To cut to the chase here, I didn't win the assignment. In my brief, customary post mortem with the Art Buyer, I learned that the winning bid was roughly $3k less than my Option# 1 and was from a Honolulu photographer who also had to fly in to do the assignment & would probably also need lodging for at least one night.
I was feeling a little bad about not winning this one... we had put a lot of effort into preparing the proposal, given the client many suggestions about wardrobe & art direction ideas that we felt would really kick up the final impact of the images. Then I learned of the winning proposal (don't worry, I don't know who you are) I didn't feel so bad... there's no way I felt I could produce the quality of work this client deserved by shaving off time required in order to get the budget down around $7K.

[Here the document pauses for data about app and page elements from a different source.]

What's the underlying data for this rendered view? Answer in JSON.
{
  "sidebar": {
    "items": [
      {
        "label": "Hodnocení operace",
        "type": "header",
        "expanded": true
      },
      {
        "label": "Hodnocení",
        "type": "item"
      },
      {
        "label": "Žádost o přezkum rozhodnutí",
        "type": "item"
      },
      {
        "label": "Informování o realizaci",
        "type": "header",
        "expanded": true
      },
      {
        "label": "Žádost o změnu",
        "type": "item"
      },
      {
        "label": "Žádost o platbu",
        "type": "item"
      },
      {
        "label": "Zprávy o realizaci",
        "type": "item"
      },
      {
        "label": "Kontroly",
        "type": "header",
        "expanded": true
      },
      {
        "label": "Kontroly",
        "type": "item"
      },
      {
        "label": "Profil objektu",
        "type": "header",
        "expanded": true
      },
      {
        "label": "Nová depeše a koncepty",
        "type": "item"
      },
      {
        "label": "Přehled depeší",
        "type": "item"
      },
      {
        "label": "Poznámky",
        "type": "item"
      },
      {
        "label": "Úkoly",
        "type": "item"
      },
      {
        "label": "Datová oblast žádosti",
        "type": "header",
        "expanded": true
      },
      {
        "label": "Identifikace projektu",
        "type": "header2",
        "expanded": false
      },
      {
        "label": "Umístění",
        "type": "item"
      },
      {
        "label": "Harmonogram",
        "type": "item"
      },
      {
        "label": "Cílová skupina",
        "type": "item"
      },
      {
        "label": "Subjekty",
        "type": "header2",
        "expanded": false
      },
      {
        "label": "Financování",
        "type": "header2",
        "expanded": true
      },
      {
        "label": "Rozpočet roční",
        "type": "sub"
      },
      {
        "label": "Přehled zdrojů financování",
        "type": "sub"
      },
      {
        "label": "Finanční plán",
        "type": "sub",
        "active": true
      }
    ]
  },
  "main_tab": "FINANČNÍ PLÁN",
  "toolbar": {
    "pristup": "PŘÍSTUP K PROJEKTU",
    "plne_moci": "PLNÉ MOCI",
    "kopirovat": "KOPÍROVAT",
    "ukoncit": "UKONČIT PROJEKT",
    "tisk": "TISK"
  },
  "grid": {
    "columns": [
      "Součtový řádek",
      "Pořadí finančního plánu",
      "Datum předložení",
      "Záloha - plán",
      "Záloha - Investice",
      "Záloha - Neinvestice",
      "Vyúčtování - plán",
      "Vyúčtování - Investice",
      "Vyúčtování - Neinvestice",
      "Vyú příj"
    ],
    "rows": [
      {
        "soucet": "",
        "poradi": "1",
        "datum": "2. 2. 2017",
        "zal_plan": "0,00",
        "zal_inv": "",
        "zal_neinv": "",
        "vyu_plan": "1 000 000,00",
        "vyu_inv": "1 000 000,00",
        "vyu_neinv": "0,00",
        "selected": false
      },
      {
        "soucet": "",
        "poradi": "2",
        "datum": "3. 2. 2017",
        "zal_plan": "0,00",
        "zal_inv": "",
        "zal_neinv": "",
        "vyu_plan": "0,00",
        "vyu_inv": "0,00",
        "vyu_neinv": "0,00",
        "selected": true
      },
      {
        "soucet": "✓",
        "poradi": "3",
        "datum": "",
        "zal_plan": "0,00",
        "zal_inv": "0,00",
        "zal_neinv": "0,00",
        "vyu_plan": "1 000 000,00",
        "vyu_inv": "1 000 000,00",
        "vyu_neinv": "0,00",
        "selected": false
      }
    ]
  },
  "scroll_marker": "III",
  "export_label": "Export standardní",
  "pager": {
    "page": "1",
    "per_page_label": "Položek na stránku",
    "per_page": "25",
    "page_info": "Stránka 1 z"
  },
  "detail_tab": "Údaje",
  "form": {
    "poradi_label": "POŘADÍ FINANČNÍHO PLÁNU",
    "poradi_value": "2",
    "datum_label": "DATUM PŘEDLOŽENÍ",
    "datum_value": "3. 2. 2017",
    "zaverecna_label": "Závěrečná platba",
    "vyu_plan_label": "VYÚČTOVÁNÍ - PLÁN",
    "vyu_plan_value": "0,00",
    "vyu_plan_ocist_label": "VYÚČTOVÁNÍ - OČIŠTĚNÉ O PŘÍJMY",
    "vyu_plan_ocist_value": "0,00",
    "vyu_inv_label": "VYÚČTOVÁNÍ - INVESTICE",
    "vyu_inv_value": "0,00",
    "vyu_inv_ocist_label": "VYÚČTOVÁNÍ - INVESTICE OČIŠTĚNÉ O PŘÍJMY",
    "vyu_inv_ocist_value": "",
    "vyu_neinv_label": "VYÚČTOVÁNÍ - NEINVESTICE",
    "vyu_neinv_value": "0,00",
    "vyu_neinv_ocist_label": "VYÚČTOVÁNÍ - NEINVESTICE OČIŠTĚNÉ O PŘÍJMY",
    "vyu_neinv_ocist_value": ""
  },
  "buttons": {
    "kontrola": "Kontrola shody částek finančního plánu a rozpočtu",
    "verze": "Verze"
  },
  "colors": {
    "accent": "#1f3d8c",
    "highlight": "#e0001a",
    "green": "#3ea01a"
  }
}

Then in a moment of serendipity, I log onto A Photo Editor's blog this morning to find that Rob had posted another of his ongoing Real World Estimates series. This entry, again in collaboration with the Wonderful Machine group, outlined the estimating thought process going into an estimate for a project very similar to the one I write about above, this project differing only in the number of portrait subjects (15 instead of 10) and the inclusion of video capture. The estimate includes a 2 year license for local print collateral & web use of up to 17 images only. You can find the entire discussion here. Be sure to click on the individual estimate forms contained in the article, enlarging them to view the actual breakdown of costs.
I feel much better now about the bid I submitted. I know we gave it our all, offered a lot of suggestions for art direction and costed out each expense & creative fee competitively. Still, it's never easy to lose work to a low bid. That, however, has been made a little easier to take given the fact that a quick look at the books this week showed that for the year 2011, business is back in the saddle and a steady flow of excellent, stimulating assignment work has been coming in. Just this morning, another hospital project arrived via email... and from the very same Art Buyer. Her hands were tied by the State to accept the lowest bid on the last one. This time around, the project is smaller in scale, but the budget is already outlined and it is doable.
Early in the week, a big project we have been working to secure for nearly a year now got the green light. Commissioned by a large resort management chain based in Florida, this assignment will involve travel to four islands to capture architectural images at 10 different resorts. Plans are underway already for Phase One where we will head to Kauai for at least nine days of shooting. Then it will be off the the Big island again for five days, a few days on Oahu...
This project alone will help round out the books, putting things back into the black column and helping to fill the financial hole created during the past two years of assignment doldrums.
But, I'm still waiting for those permits to be approved... still waiting for a sign that the weather will break and turn less hostile to tropical fantasy photographs. We are now tentatively scheduled to shoot next monday. The weather forecast thru next wednesday is looking less than promising for our morning location. Art Directors, Producers & talent from Honolulu still need to book flights to be here on shoot day... and I still don't have those permits...